In a textbook example of the murkiness of drone law, an Australian woman has been fined $1,700 after a drone she was piloting crashed into a triathlon runner in April 2014.
Warren Adams’ unmanned aerial vehicle (UAV) was hovering over a West Australian triathalon, operated by unnamed 20-year-old woman, when the woman lost control of the craft and it slammed into triathlon runner Raiji Ogden, causing injuries and “rivers of blood.”
Adams had argued that the machine didn’t hit Ogden and that she had dropped to the floor out of surprise, but Ogden refuted this an interview with the West Australian, saying she sustained “lacerations on my head from the drone and the ambulance crew took a piece of propeller from my head.”
After the Commonwealth Director of Public Prosecutions (CDPP) declined to press charges against Warren earlier this week, the drone owner posted on social media, “Sorry to all those who thought they could charge me ha ha you idiots!!!”
The response was “insensitive to [Ogden],” said triathlon club president Simon Teakle, and was “certainly not the way I would have responded.”
CDPP’s decision not to prosecute exposes the complicated nature of establishing a legal framework for this new type of aircraft. CDPP said its action—or rather, its inaction—hinged on the fact that “the evidence indicated that the case of the incident was not the actions of the operator but rather radio interference to the [drone] caused by the event’s timing device.”
The radio interference finding backs up Warren’s claim about an interruption in remote operation of the drone.
Despite the CDPP report, the Australian regulatory body CASA has decided to push ahead with a fine, though it is targeting the young woman operating the drone rather than Warren himself. The operator must pay the $1,700 fine “for flying the drone within 30 metres of people,” ABC news reports.
The case highlights the legal quagmire that currently surrounds UAVs: While drone usage is rapidly increasing, a great deal of uncertainty still exists over their acceptable use, including which party is legally culpable when something goes wrong.

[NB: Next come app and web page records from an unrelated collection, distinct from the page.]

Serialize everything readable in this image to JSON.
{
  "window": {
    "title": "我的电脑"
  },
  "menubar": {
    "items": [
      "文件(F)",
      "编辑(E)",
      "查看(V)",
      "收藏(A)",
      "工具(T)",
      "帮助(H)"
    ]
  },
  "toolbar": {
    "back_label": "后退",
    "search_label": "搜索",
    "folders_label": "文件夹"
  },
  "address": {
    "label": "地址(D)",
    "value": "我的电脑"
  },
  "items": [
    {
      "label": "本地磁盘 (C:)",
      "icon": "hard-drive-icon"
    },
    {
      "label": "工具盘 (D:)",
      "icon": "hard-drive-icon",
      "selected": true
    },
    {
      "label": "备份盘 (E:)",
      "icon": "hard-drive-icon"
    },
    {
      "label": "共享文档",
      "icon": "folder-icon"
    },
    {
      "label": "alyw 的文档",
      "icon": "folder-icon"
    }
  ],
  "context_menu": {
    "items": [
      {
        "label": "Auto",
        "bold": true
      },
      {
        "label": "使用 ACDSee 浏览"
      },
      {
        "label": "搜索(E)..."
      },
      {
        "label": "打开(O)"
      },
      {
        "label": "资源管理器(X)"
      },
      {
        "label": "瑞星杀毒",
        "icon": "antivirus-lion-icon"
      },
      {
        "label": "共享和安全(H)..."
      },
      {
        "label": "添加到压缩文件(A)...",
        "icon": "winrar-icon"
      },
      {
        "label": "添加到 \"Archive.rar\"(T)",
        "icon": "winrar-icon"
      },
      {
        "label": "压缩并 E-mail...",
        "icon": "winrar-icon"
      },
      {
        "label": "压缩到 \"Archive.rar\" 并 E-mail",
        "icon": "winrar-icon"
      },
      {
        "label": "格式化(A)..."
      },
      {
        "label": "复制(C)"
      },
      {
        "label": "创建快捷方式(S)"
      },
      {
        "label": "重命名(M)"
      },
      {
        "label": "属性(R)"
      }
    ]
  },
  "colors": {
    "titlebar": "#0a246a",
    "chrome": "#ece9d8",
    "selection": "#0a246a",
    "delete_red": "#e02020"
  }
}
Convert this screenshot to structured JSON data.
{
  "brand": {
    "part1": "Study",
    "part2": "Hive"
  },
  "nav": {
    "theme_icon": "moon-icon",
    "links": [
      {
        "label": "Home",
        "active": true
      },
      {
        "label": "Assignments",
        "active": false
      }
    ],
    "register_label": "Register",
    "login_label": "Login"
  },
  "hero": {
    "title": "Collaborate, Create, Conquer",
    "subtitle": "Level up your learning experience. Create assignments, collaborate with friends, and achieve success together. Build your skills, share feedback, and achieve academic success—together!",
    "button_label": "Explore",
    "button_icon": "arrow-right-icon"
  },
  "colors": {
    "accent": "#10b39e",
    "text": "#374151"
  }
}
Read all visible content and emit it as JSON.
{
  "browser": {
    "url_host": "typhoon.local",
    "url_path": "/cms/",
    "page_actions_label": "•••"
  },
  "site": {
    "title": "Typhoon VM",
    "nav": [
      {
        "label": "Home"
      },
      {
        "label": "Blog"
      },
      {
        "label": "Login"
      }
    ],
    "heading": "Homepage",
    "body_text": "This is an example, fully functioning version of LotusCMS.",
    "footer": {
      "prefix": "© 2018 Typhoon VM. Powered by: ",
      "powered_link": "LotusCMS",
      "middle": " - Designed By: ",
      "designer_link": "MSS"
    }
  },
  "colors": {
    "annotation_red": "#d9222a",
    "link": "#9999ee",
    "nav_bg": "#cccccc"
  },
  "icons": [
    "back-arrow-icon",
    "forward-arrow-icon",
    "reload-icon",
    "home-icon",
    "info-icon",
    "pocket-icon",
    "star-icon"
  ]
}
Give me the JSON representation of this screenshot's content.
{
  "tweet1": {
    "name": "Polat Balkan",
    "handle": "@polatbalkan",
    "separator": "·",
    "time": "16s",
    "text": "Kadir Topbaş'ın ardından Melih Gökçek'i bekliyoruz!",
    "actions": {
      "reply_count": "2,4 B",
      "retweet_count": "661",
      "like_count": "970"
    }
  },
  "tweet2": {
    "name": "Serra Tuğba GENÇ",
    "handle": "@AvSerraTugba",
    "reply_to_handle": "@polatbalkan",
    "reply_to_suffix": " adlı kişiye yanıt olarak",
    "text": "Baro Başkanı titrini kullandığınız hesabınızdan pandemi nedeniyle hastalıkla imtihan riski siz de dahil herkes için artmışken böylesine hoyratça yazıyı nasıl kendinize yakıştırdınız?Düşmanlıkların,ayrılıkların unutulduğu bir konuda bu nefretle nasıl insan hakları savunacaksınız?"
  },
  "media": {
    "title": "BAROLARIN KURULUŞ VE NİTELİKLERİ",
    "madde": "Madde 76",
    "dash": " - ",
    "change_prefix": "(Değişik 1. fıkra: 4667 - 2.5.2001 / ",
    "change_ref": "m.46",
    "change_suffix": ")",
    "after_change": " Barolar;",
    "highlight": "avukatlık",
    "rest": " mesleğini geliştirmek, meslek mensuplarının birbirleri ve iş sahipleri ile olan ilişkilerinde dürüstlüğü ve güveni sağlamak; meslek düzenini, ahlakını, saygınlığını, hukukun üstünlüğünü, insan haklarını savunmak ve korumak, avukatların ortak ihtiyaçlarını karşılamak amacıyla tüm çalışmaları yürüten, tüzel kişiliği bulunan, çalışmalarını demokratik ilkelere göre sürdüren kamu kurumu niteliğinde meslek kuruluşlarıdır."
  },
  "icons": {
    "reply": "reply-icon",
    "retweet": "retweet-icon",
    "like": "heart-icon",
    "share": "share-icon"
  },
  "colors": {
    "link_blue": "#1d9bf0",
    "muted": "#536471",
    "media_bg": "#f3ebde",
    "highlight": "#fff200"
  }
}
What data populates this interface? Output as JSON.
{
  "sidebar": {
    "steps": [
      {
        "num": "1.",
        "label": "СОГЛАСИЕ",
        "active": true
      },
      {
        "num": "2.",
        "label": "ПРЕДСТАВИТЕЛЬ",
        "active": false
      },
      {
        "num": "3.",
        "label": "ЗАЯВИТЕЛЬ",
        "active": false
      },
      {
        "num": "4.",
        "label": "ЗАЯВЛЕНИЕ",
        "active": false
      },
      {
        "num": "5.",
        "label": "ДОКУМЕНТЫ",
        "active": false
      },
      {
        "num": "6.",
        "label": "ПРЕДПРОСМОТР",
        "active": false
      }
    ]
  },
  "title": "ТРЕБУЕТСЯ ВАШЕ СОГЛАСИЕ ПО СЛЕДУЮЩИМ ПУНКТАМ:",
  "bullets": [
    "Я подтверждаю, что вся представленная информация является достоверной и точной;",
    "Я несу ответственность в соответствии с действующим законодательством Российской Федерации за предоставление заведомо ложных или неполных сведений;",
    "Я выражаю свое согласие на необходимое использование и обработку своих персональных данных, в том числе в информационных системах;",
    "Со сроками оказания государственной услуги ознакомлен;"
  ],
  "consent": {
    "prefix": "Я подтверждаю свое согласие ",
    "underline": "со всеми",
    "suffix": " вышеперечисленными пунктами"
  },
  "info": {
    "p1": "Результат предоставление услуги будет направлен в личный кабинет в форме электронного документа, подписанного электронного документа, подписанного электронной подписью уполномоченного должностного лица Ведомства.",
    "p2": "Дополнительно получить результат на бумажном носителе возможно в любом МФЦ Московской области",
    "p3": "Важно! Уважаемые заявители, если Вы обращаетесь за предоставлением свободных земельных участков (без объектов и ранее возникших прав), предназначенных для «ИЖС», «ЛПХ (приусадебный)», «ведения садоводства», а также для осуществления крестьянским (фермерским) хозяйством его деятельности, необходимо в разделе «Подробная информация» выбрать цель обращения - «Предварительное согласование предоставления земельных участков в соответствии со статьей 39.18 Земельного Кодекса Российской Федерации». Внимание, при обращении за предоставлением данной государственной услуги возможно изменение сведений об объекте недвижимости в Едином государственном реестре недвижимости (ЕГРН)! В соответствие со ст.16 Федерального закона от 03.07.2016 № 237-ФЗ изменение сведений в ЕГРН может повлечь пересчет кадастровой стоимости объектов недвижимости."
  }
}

While Ogden has made a full recovery, the grim reality is that it may not be too long before the first death from a civilian drone. Hopefully at least some of the legal grey areas for drone usage have been resolved by then.